### EXERCISE AIM:
Filter these records by the string "bleu", copying each line that holds it.

Records from a dataset:
=== Begin Enclosure ===

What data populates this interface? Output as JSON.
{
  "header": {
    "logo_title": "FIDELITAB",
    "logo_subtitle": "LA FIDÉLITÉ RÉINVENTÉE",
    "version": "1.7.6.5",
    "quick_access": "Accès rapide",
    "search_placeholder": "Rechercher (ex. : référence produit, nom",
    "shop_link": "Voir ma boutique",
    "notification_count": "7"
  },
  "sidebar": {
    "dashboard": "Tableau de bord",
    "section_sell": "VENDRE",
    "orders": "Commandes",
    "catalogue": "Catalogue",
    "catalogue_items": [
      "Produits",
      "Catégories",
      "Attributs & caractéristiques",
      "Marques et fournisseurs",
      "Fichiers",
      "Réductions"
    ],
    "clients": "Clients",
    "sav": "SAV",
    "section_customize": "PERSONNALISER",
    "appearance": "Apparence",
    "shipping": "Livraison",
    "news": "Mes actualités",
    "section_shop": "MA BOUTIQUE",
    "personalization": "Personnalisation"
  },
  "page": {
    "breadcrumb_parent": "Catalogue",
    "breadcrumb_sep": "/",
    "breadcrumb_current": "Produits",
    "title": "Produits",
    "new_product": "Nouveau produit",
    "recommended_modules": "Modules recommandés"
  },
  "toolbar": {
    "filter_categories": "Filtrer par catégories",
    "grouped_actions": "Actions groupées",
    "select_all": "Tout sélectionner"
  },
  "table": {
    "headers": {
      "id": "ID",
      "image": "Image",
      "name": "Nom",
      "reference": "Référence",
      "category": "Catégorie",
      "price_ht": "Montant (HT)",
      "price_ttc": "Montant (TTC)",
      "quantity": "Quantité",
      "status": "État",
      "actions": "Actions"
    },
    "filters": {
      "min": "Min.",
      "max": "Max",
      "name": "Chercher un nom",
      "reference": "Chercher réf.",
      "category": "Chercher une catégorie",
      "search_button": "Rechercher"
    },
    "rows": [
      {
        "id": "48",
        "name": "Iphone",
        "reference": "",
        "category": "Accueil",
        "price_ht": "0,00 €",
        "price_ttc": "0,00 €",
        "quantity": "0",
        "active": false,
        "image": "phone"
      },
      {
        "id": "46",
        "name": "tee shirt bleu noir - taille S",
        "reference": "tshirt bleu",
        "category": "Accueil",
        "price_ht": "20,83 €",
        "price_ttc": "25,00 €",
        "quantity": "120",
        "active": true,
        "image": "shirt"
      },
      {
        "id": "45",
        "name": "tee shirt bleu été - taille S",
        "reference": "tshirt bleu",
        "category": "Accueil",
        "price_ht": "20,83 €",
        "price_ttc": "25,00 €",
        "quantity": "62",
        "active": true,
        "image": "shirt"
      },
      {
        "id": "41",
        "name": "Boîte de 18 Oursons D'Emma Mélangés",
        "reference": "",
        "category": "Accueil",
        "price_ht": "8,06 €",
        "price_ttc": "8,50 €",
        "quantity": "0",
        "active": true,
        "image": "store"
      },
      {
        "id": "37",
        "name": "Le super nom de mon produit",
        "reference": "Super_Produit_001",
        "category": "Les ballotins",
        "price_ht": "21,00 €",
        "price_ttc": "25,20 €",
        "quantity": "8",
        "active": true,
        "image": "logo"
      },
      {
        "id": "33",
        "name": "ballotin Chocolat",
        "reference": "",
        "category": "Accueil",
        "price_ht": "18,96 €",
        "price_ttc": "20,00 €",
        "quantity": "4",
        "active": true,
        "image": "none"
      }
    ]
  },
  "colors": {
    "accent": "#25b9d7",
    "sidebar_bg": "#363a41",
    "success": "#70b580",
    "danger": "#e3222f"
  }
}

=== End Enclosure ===

### RESPONSE TO THIS EXERCISE:
        "name": "tee shirt bleu noir - taille S",
        "reference": "tshirt bleu",
        "name": "tee shirt bleu été - taille S",
        "reference": "tshirt bleu",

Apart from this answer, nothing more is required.